Eventually, I was able to reach my husband. After assuring him I was okay, I drove home, as directly as I could given the state of the roads. And while I drove, I heard a radio report that the tornado had turned north, and was following I-95. Headed straight for my neighborhood.

So I rushed home (as fast I was able), hoping I’d have a house to return to. Not to mention my husband, and our cats. When I got to our neighborhood, I was lucky to be able to navigate the tree limbs, and other debris that littered our street.

But, miraculously, our house, and trees were completely intact. Even though the funnel went directly over our place. My husband witnessed this from a window in our sub-basement.

So, despite the numerous memorable events (from the agonizing to the awesome) I associate with my time as a graduate student at the University of Maryland, none will quite match the experience of living through that close encounter with a tornado.

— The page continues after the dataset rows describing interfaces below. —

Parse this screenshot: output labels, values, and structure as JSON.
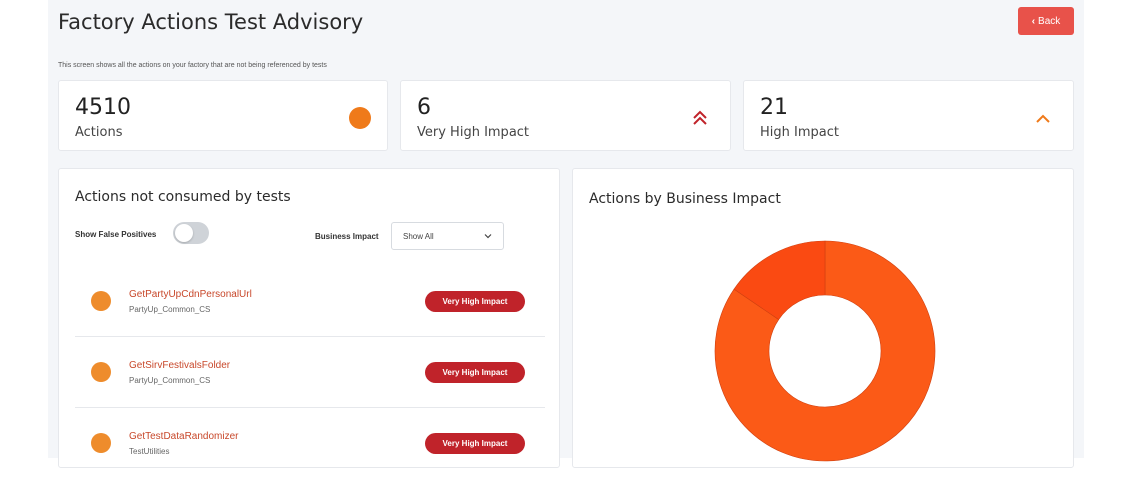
{
  "header": {
    "title": "Factory Actions Test Advisory",
    "back_label": "Back",
    "subtitle": "This screen shows all the actions on your factory that are not being referenced by tests"
  },
  "stats": [
    {
      "value": "4510",
      "label": "Actions",
      "icon": "orange-dot-icon"
    },
    {
      "value": "6",
      "label": "Very High Impact",
      "icon": "double-chevron-up-icon"
    },
    {
      "value": "21",
      "label": "High Impact",
      "icon": "chevron-up-icon"
    }
  ],
  "actions_panel": {
    "title": "Actions not consumed by tests",
    "toggle_label": "Show False Positives",
    "toggle_on": false,
    "filter_label": "Business Impact",
    "filter_value": "Show All",
    "items": [
      {
        "name": "GetPartyUpCdnPersonalUrl",
        "module": "PartyUp_Common_CS",
        "impact": "Very High Impact"
      },
      {
        "name": "GetSirvFestivalsFolder",
        "module": "PartyUp_Common_CS",
        "impact": "Very High Impact"
      },
      {
        "name": "GetTestDataRandomizer",
        "module": "TestUtilities",
        "impact": "Very High Impact"
      }
    ]
  },
  "chart_panel": {
    "title": "Actions by Business Impact"
  },
  "chart_data": {
    "type": "pie",
    "title": "Actions by Business Impact",
    "series": [
      {
        "name": "",
        "values": [
          0.845,
          0.155
        ]
      }
    ],
    "colors": [
      "#fb5a17",
      "#fa4a12"
    ]
  },
  "colors": {
    "accent": "#ef7a1a",
    "back_button": "#e8524a",
    "badge": "#c0232a",
    "link": "#c8482b"
  }
}
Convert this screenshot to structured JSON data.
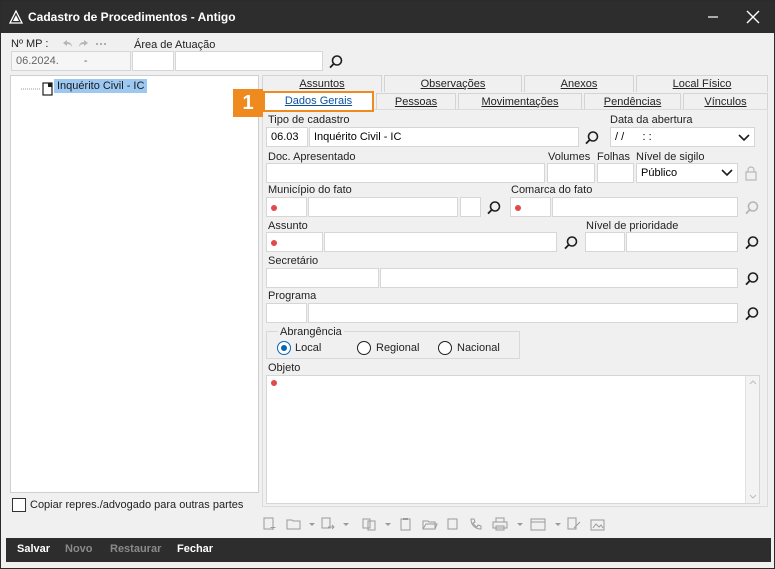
{
  "window": {
    "title": "Cadastro de Procedimentos - Antigo"
  },
  "header": {
    "mp_label": "Nº MP :",
    "mp_value": "06.2024.",
    "mp_dash": "-",
    "area_label": "Área de Atuação"
  },
  "tree": {
    "selected_item": "Inquérito Civil - IC"
  },
  "tabs_row1": [
    {
      "label": "Assuntos"
    },
    {
      "label": "Observações"
    },
    {
      "label": "Anexos"
    },
    {
      "label": "Local Físico"
    }
  ],
  "tabs_row2": [
    {
      "label": "Dados Gerais"
    },
    {
      "label": "Pessoas"
    },
    {
      "label": "Movimentações"
    },
    {
      "label": "Pendências"
    },
    {
      "label": "Vínculos"
    }
  ],
  "step_badge": "1",
  "form": {
    "tipo_cadastro_label": "Tipo de cadastro",
    "tipo_cadastro_code": "06.03",
    "tipo_cadastro_value": "Inquérito Civil - IC",
    "data_abertura_label": "Data da abertura",
    "data_abertura_value": "/ /      : :",
    "doc_apresentado_label": "Doc. Apresentado",
    "volumes_label": "Volumes",
    "folhas_label": "Folhas",
    "nivel_sigilo_label": "Nível de sigilo",
    "nivel_sigilo_value": "Público",
    "municipio_label": "Município do fato",
    "comarca_label": "Comarca do fato",
    "assunto_label": "Assunto",
    "nivel_prioridade_label": "Nível de prioridade",
    "secretario_label": "Secretário",
    "programa_label": "Programa",
    "abrangencia_label": "Abrangência",
    "abrangencia_options": [
      "Local",
      "Regional",
      "Nacional"
    ],
    "objeto_label": "Objeto"
  },
  "copy_checkbox_label": "Copiar repres./advogado para outras partes",
  "footer": {
    "salvar": "Salvar",
    "novo": "Novo",
    "restaurar": "Restaurar",
    "fechar": "Fechar"
  },
  "colors": {
    "titlebar": "#2d2d2d",
    "accent_orange": "#ef8a1e",
    "selection_blue": "#9cc8f2",
    "required_dot": "#e04a4a",
    "radio_blue": "#0a64b4"
  }
}
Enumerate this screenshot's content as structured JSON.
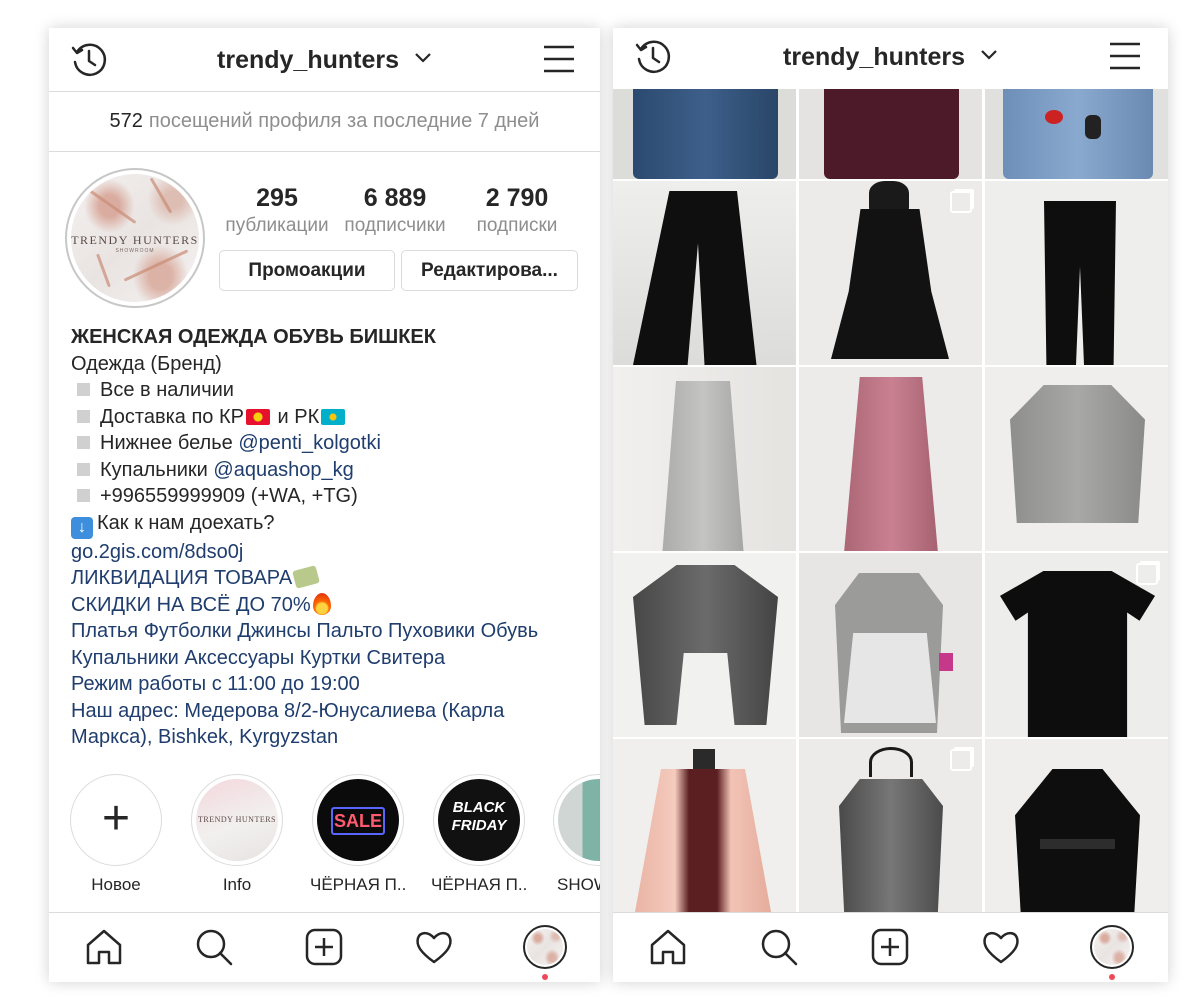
{
  "profile": {
    "username": "trendy_hunters",
    "visits_count": "572",
    "visits_text": "посещений профиля за последние 7 дней",
    "stats": [
      {
        "value": "295",
        "label": "публикации"
      },
      {
        "value": "6 889",
        "label": "подписчики"
      },
      {
        "value": "2 790",
        "label": "подписки"
      }
    ],
    "buttons": {
      "promo": "Промоакции",
      "edit": "Редактирова..."
    },
    "avatar_text": "TRENDY HUNTERS",
    "avatar_subtext": "SHOWROOM"
  },
  "bio": {
    "name": "ЖЕНСКАЯ ОДЕЖДА ОБУВЬ БИШКЕК",
    "category": "Одежда (Бренд)",
    "line1": "Все в наличии",
    "line2_a": "Доставка по КР",
    "line2_b": " и РК",
    "line3_text": "Нижнее белье ",
    "line3_link": "@penti_kolgotki",
    "line4_text": "Купальники ",
    "line4_link": "@aquashop_kg",
    "line5": "+996559999909 (+WA, +TG)",
    "line6": "Как к нам доехать?",
    "link": "go.2gis.com/8dso0j",
    "liquidation": "ЛИКВИДАЦИЯ ТОВАРА",
    "discount": "СКИДКИ НА ВСЁ ДО 70%",
    "tags1": "Платья Футболки Джинсы Пальто Пуховики Обувь",
    "tags2": "Купальники Аксессуары Куртки Свитера",
    "hours": "Режим работы с 11:00 до 19:00",
    "address1": "Наш адрес: Медерова 8/2-Юнусалиева (Карла",
    "address2": "Маркса), Bishkek, Kyrgyzstan"
  },
  "highlights": [
    {
      "label": "Новое",
      "icon": "plus-icon"
    },
    {
      "label": "Info",
      "cover_text": "TRENDY HUNTERS"
    },
    {
      "label": "ЧЁРНАЯ П...",
      "cover_text": "SALE"
    },
    {
      "label": "ЧЁРНАЯ П...",
      "cover_text": "BLACK FRIDAY"
    },
    {
      "label": "SHOW"
    }
  ],
  "nav": {
    "icons": [
      "home-icon",
      "search-icon",
      "new-post-icon",
      "activity-heart-icon",
      "profile-avatar"
    ]
  },
  "colors": {
    "link_blue": "#1f3d6d",
    "secondary_gray": "#8e8e8e",
    "border": "#dbdbdb",
    "notification_red": "#ed4956"
  }
}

Since earning her Master of Library Science in 2002, Debbi Mack’s career path has morphed from lawyer-turned-freelance writer/researcher to novelist, screenwriter, and aspiring filmmaker. Debbi is the New York Times bestselling author of the Sam McRae Mystery Series, featuring Maryland lawyer-sleuth Stephanie Ann "Sam" McRae. She’s published an award-winning young adult novel, Invisible Me, and a thriller called The Planck Factor. Debbi is currently re-releasing the Sam McRae mysteries under her own imprint. Her latest publishing project is a mystery entitled Damaged Goods with a new protagonist, retired Marine and unlicensed investigator Erica Jensen. A Derringer nominee, Debbi has written and published several short stories. Debbi also hosts a podcast called the Crime Cafe where she interviews other crime, suspense, and thriller authors. In June 2018, she launched a Patreon campaign for the podcast. She also has a YouTube channel where she reviews books and offers advice on writing, among other things. Debbi has developed a passion for photography and videography. In addition, Debbi has written a feature film screenplay that made the semi-finals in the 2016 Scriptapalooza contest. Her first novel, Identity Crisis, has been optioned by a Maryland producer, and Debbi adapted the novel into the first draft of the screenplay. A Queens, NY native, Debbi is a retired lawyer, who’s also worked as a journalist, librarian, and freelance writer/researcher. She lives in Columbia, MD, with her husband and their cats. Debbi enjoys walking, cats, reading, travel, movies and espresso—not necessarily in that order. You can find her online at www.debbimack.com.

Contact Information

The Graduate School
University of Maryland

2123 Lee Building
7809 Regents Drive
College Park, MD 20742

301-405-3644
gradschool@umd.edu